Is it OK for employees to use the company’s computer for personal use?
Employees should use the computer systems only for business purposes. Using e-mail or the Internet for personal, non-business, purposes is prohibited during working time (as that term is defined in the Solicitation/Distribution of Literature section below).
What are the responsibility of the employer and employee?
Employers must give their employees a place to work and make sure they have access to it. They must give them the tools, equipment and other things they need to do their work. Employers must pay their employees the salary and benefits they agreed to, including vacation, paid holidays and other types of holidays.
What are examples of personal issues?
Personal issues could be family matters, grieving a death, health issues or financial problems. Personal problems can also involve life-changing events such as pregnancy or other prolonged issues, like long-term illness. Personal problems can adversely affect your work performance.
Can an employer ask you to do something outside your job description?
So, the short answer is, yes, your employer may assign you tasks not specifically outlined in your job description. Unless you work under a collective bargaining agreement or contract, your employer can legally change your duties.
What are the business implications for employees personal use of company assets?
Some of the biggest losses a company can experience via the misuse of company assets involve upper management misusing large amounts of company funds for personal use. This misuse of company assets can ruin a company’s reputation, become a serious liability for the business, and cause far reaching legal repercussions.
Why should you avoid using your work email for personal use?
Allowing employees to use personal email for work poses serious risks of IP theft, losing company privacy or violating customer privacy, and disrupting network operations due to exploits which can be implemented on computers not secured by your internal policies.
What are 5 responsibilities of employers?
Know your employer responsibilities
- Act in good faith and treat employees fairly.
- Pay employees on time.
- Deduct the correct amounts.
- Get leave and public holidays right.
- Health and safety responsibilities of employers.
- Protect the privacy of your employees.
What are two 2 responsibilities of an employer besides duty of care?
Besides the primary duty of care, businesses must take appropriate steps to manage risks and hazards. They also need to review their health and safety programs.
What are 2 rights of employers?
Duty of care
the work environment, systems of work, machinery and equipment are safe and properly maintained. information, training, instruction and supervision are provided. adequate workplace facilities are available for workers. any accommodation you provide to your workers is safe.
What should you do if the request is outside your normal work responsibility?
Consider these options to address your new duties:
- Assess the situation and decide on your goals. …
- Ask your manager about your additional duties. …
- Seek assistance from coworkers. …
- Develop your professional skills. …
- Explain your preferences. …
- 6.. …
- Increase your compensation. …
- Know your limits.
When someone asks you to do a task out of your role How do you respond What have you done that was outside of your role?

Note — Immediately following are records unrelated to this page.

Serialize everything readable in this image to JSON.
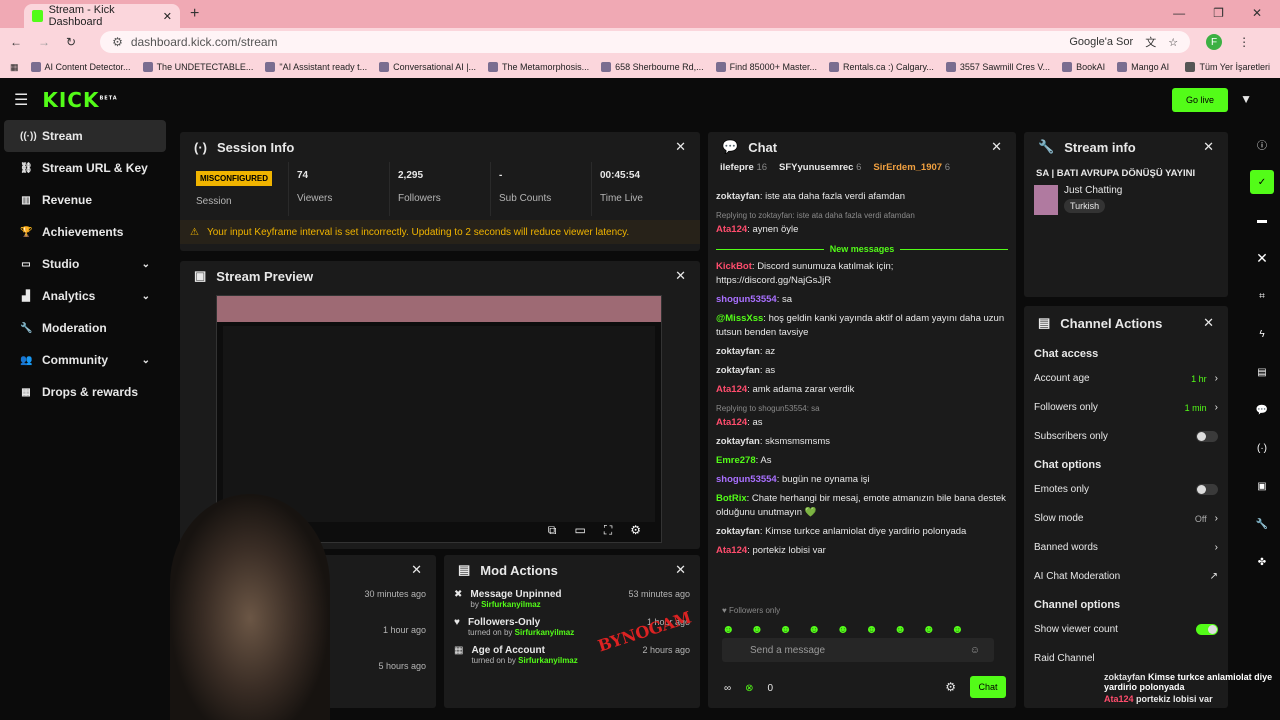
{
  "browser": {
    "tab_title": "Stream - Kick Dashboard",
    "url": "dashboard.kick.com/stream",
    "google_btn": "Google'a Sor",
    "profile": "F",
    "bookmarks": [
      "AI Content Detector...",
      "The UNDETECTABLE...",
      "\"AI Assistant ready t...",
      "Conversational AI |...",
      "The Metamorphosis...",
      "658 Sherbourne Rd,...",
      "Find 85000+ Master...",
      "Rentals.ca :) Calgary...",
      "3557 Sawmill Cres V...",
      "BookAI",
      "Mango AI"
    ],
    "all_bookmarks": "Tüm Yer İşaretleri"
  },
  "topnav": {
    "logo": "KICK",
    "logo_tag": "BETA",
    "go_live": "Go live"
  },
  "sidebar": {
    "items": [
      {
        "label": "Stream",
        "icon": "broadcast-icon"
      },
      {
        "label": "Stream URL & Key",
        "icon": "link-icon"
      },
      {
        "label": "Revenue",
        "icon": "revenue-icon"
      },
      {
        "label": "Achievements",
        "icon": "trophy-icon"
      },
      {
        "label": "Studio",
        "icon": "studio-icon"
      },
      {
        "label": "Analytics",
        "icon": "analytics-icon"
      },
      {
        "label": "Moderation",
        "icon": "wrench-icon"
      },
      {
        "label": "Community",
        "icon": "community-icon"
      },
      {
        "label": "Drops & rewards",
        "icon": "drops-icon"
      }
    ]
  },
  "session": {
    "title": "Session Info",
    "status": "MISCONFIGURED",
    "status_label": "Session",
    "viewers": "74",
    "viewers_label": "Viewers",
    "followers": "2,295",
    "followers_label": "Followers",
    "subs": "-",
    "subs_label": "Sub Counts",
    "time": "00:45:54",
    "time_label": "Time Live",
    "warning": "Your input Keyframe interval is set incorrectly. Updating to 2 seconds will reduce viewer latency."
  },
  "preview": {
    "title": "Stream Preview"
  },
  "activity": {
    "times": [
      "30 minutes ago",
      "1 hour ago",
      "5 hours ago"
    ],
    "frag1": "at",
    "frag2": "annel"
  },
  "mod_actions": {
    "title": "Mod Actions",
    "items": [
      {
        "action": "Message Unpinned",
        "pre": "by",
        "user": "Sirfurkanyilmaz",
        "time": "53 minutes ago"
      },
      {
        "action": "Followers-Only",
        "pre": "turned on by",
        "user": "Sirfurkanyilmaz",
        "time": "1 hour ago"
      },
      {
        "action": "Age of Account",
        "pre": "turned on by",
        "user": "Sirfurkanyilmaz",
        "time": "2 hours ago"
      }
    ]
  },
  "chat": {
    "title": "Chat",
    "top_users": [
      {
        "name": "ilefepre",
        "count": "16"
      },
      {
        "name": "SFYyunusemrec",
        "count": "6"
      },
      {
        "name": "SirErdem_1907",
        "count": "6"
      }
    ],
    "messages": [
      {
        "name": "zoktayfan",
        "color": "#e0e0e0",
        "text": "iste ata daha fazla verdi afamdan"
      },
      {
        "reply": "Replying to zoktayfan: iste ata daha fazla verdi afamdan",
        "name": "Ata124",
        "color": "#ff4d6d",
        "text": "aynen öyle"
      }
    ],
    "new_messages": "New messages",
    "messages2": [
      {
        "name": "KickBot",
        "color": "#ff4d6d",
        "text": "Discord sunumuza katılmak için; https://discord.gg/NajGsJjR"
      },
      {
        "name": "shogun53554",
        "color": "#a970ff",
        "text": "sa"
      },
      {
        "name": "@MissXss",
        "color": "#53fc18",
        "text": "hoş geldin kanki yayında aktif ol adam yayını daha uzun tutsun benden tavsiye"
      },
      {
        "name": "zoktayfan",
        "color": "#e0e0e0",
        "text": "az"
      },
      {
        "name": "zoktayfan",
        "color": "#e0e0e0",
        "text": "as"
      },
      {
        "name": "Ata124",
        "color": "#ff4d6d",
        "text": "amk adama zarar verdik"
      },
      {
        "reply": "Replying to shogun53554: sa",
        "name": "Ata124",
        "color": "#ff4d6d",
        "text": "as"
      },
      {
        "name": "zoktayfan",
        "color": "#e0e0e0",
        "text": "sksmsmsmsms"
      },
      {
        "name": "Emre278",
        "color": "#53fc18",
        "text": "As"
      },
      {
        "name": "shogun53554",
        "color": "#a970ff",
        "text": "bugün ne oynama işi"
      },
      {
        "name": "BotRix",
        "color": "#53fc18",
        "text": "Chate herhangi bir mesaj, emote atmanızın bile bana destek olduğunu unutmayın 💚"
      },
      {
        "name": "zoktayfan",
        "color": "#e0e0e0",
        "text": "Kimse turkce anlamiolat diye yardirio polonyada"
      },
      {
        "name": "Ata124",
        "color": "#ff4d6d",
        "text": "portekiz lobisi var"
      }
    ],
    "followers_only": "Followers only",
    "placeholder": "Send a message",
    "count": "0",
    "send": "Chat"
  },
  "stream_info": {
    "title": "Stream info",
    "stream_title": "SA | BATI AVRUPA DÖNÜŞÜ YAYINI",
    "category": "Just Chatting",
    "language": "Turkish"
  },
  "channel_actions": {
    "title": "Channel Actions",
    "chat_access": "Chat access",
    "account_age": "Account age",
    "account_age_val": "1 hr",
    "followers_only": "Followers only",
    "followers_only_val": "1 min",
    "subscribers_only": "Subscribers only",
    "chat_options": "Chat options",
    "emotes_only": "Emotes only",
    "slow_mode": "Slow mode",
    "slow_mode_val": "Off",
    "banned_words": "Banned words",
    "ai_mod": "AI Chat Moderation",
    "channel_options": "Channel options",
    "show_viewer_count": "Show viewer count",
    "raid_channel": "Raid Channel"
  },
  "overlay": {
    "name1": "zoktayfan",
    "msg1": "Kimse turkce anlamiolat diye yardirio polonyada",
    "name2": "Ata124",
    "msg2": "portekiz lobisi var",
    "brand": "BYNOGAM"
  },
  "colors": {
    "accent": "#53fc18",
    "warning": "#f0b400"
  }
}
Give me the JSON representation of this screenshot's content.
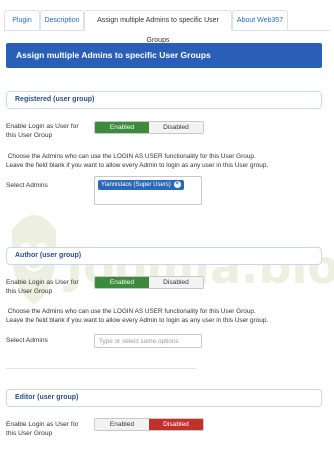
{
  "tabs": [
    {
      "label": "Plugin",
      "active": false
    },
    {
      "label": "Description",
      "active": false
    },
    {
      "label": "Assign multiple Admins to specific User Groups",
      "active": true
    },
    {
      "label": "About Web357",
      "active": false
    }
  ],
  "header": {
    "title": "Assign multiple Admins to specific User Groups"
  },
  "groups": [
    {
      "legend": "Registered (user group)",
      "enable_label": "Enable Login as User for this User Group",
      "toggle": {
        "enabled": "Enabled",
        "disabled": "Disabled",
        "state": "enabled"
      },
      "desc_line1": "Choose the Admins who can use the LOGIN AS USER functionality for this User Group.",
      "desc_line2": "Leave the field blank if you want to allow every Admin to login as any user in this User group.",
      "select_label": "Select Admins",
      "selected": [
        "Yiannistaos (Super Users)"
      ],
      "placeholder": ""
    },
    {
      "legend": "Author (user group)",
      "enable_label": "Enable Login as User for this User Group",
      "toggle": {
        "enabled": "Enabled",
        "disabled": "Disabled",
        "state": "enabled"
      },
      "desc_line1": "Choose the Admins who can use the LOGIN AS USER functionality for this User Group.",
      "desc_line2": "Leave the field blank if you want to allow every Admin to login as any user in this User group.",
      "select_label": "Select Admins",
      "selected": [],
      "placeholder": "Type or select some options"
    },
    {
      "legend": "Editor (user group)",
      "enable_label": "Enable Login as User for this User Group",
      "toggle": {
        "enabled": "Enabled",
        "disabled": "Disabled",
        "state": "disabled"
      }
    }
  ],
  "watermark": {
    "text": "Joomla.bio"
  },
  "colors": {
    "brand_blue": "#2a5fb8",
    "enabled_green": "#3b8a3e",
    "disabled_red": "#c0312b",
    "link": "#2a69b8"
  }
}
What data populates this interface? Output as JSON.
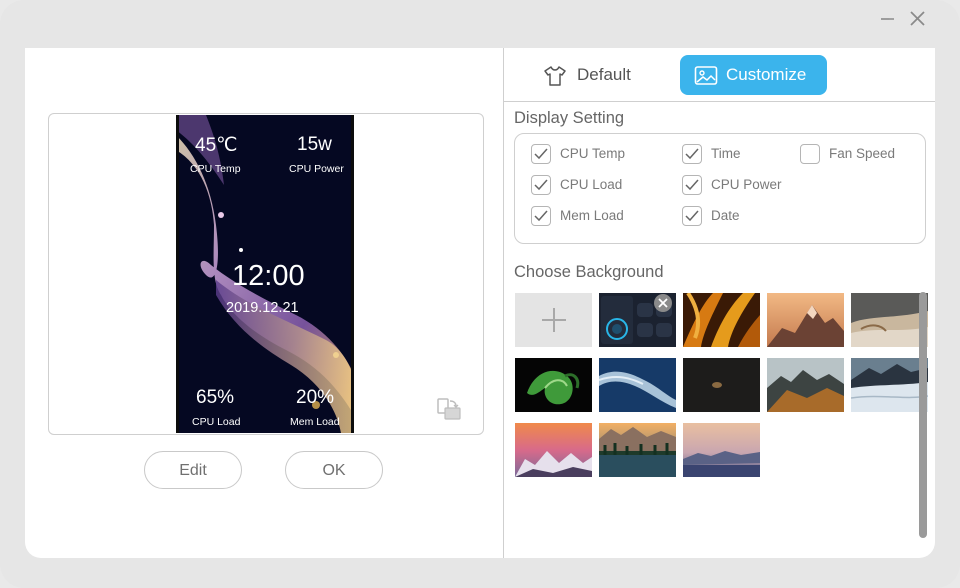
{
  "window": {
    "controls": {
      "minimize": "minimize",
      "close": "close"
    }
  },
  "preview": {
    "cpu_temp_value": "45℃",
    "cpu_temp_label": "CPU Temp",
    "cpu_power_value": "15w",
    "cpu_power_label": "CPU Power",
    "time": "12:00",
    "date": "2019.12.21",
    "cpu_load_value": "65%",
    "cpu_load_label": "CPU Load",
    "mem_load_value": "20%",
    "mem_load_label": "Mem Load"
  },
  "actions": {
    "edit_label": "Edit",
    "ok_label": "OK"
  },
  "tabs": [
    {
      "label": "Default",
      "icon": "tshirt-icon",
      "active": false
    },
    {
      "label": "Customize",
      "icon": "image-icon",
      "active": true
    }
  ],
  "display_setting": {
    "title": "Display Setting",
    "options": [
      {
        "label": "CPU Temp",
        "checked": true
      },
      {
        "label": "Time",
        "checked": true
      },
      {
        "label": "Fan Speed",
        "checked": false
      },
      {
        "label": "CPU Load",
        "checked": true
      },
      {
        "label": "CPU Power",
        "checked": true
      },
      {
        "label": "Mem Load",
        "checked": true
      },
      {
        "label": "Date",
        "checked": true
      }
    ]
  },
  "background": {
    "title": "Choose Background",
    "add_icon": "plus-icon",
    "thumbnails": [
      "device-theme",
      "orange-petals",
      "mountain-sunset",
      "desert-hills",
      "green-leaf",
      "aerial-coast",
      "dark-object",
      "mountain-ridge",
      "snowy-mountain",
      "pink-sunset-peaks",
      "lake-forest",
      "dusk-mountains"
    ]
  },
  "colors": {
    "accent": "#3bb4ec",
    "window_bg": "#e6e6e6",
    "panel_bg": "#ffffff"
  }
}
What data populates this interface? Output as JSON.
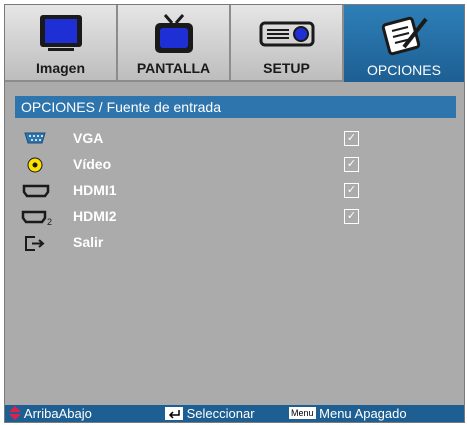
{
  "tabs": [
    {
      "label": "Imagen",
      "icon": "monitor-icon",
      "active": false
    },
    {
      "label": "PANTALLA",
      "icon": "tv-icon",
      "active": false
    },
    {
      "label": "SETUP",
      "icon": "projector-icon",
      "active": false
    },
    {
      "label": "OPCIONES",
      "icon": "notepad-pencil-icon",
      "active": true
    }
  ],
  "breadcrumb": "OPCIONES / Fuente de entrada",
  "items": [
    {
      "label": "VGA",
      "icon": "vga-port-icon",
      "checked": true
    },
    {
      "label": "Vídeo",
      "icon": "video-rca-icon",
      "checked": true
    },
    {
      "label": "HDMI1",
      "icon": "hdmi-port-icon",
      "checked": true
    },
    {
      "label": "HDMI2",
      "icon": "hdmi2-port-icon",
      "checked": true
    },
    {
      "label": "Salir",
      "icon": "exit-icon",
      "checked": false
    }
  ],
  "footer": {
    "nav_label": "ArribaAbajo",
    "select_label": "Seleccionar",
    "menu_key": "Menu",
    "menu_label": "Menu Apagado"
  },
  "colors": {
    "accent": "#2f75ad",
    "panel": "#ababab",
    "nav_arrow": "#e0204a"
  }
}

Be honest. Explain why you’re not the best person for the task, or how tight your time is. The other person may realize that he or she is better off finding someone else. But be ready to take your best shot, or rearrange your priorities, if it’s really necessary for you to accept the assignment.
Do I have to do something not in my job description?
In most cases, a job description – unlike a contract of employment – is not a legally binding document. You can be asked to take on other duties, if these are reasonable. However, if what you are doing really doesn’t match your expectations, and you believe that your employer deliberately misled you, seek legal advice.
Can you refuse to do something at work?
Your right to refuse to do a task is protected if all of the following conditions are met: Where possible, you have asked the employer to eliminate the danger, and the employer failed to do so; and. You refused to work in “good faith.” This means that you must genuinely believe that an imminent danger exists; and.
Can an employer force you to do something you don’t want to do?
If your employer is asking you to complete a task that is unethical or illegal, it may fall under violating a public policy. As a result, this would mean that it is illegal for your employer to fire you for refusing to do that task.
Does my employer have to give me a job description?
Under most state and federal laws, job descriptions are not legally required. However, having custom job descriptions in place can provide valuable legal protections to an employer as well as ensure that employees understand the responsibilities expected of them in their position.
Is it OK to ask for job description?
While it’s best to ask for the job description for the specific role you’re interested in, looking up similar roles can provide you with added insight into what you can expect for this type of position.
Can my employer change my job responsibilities?
In California, an employer may change an employee’s job description to add additional duties if the employee is hired at will. “At-will employment” means an employer can change an employee’s job duties, pay, title, hours, and more, and apply those changes to any future work.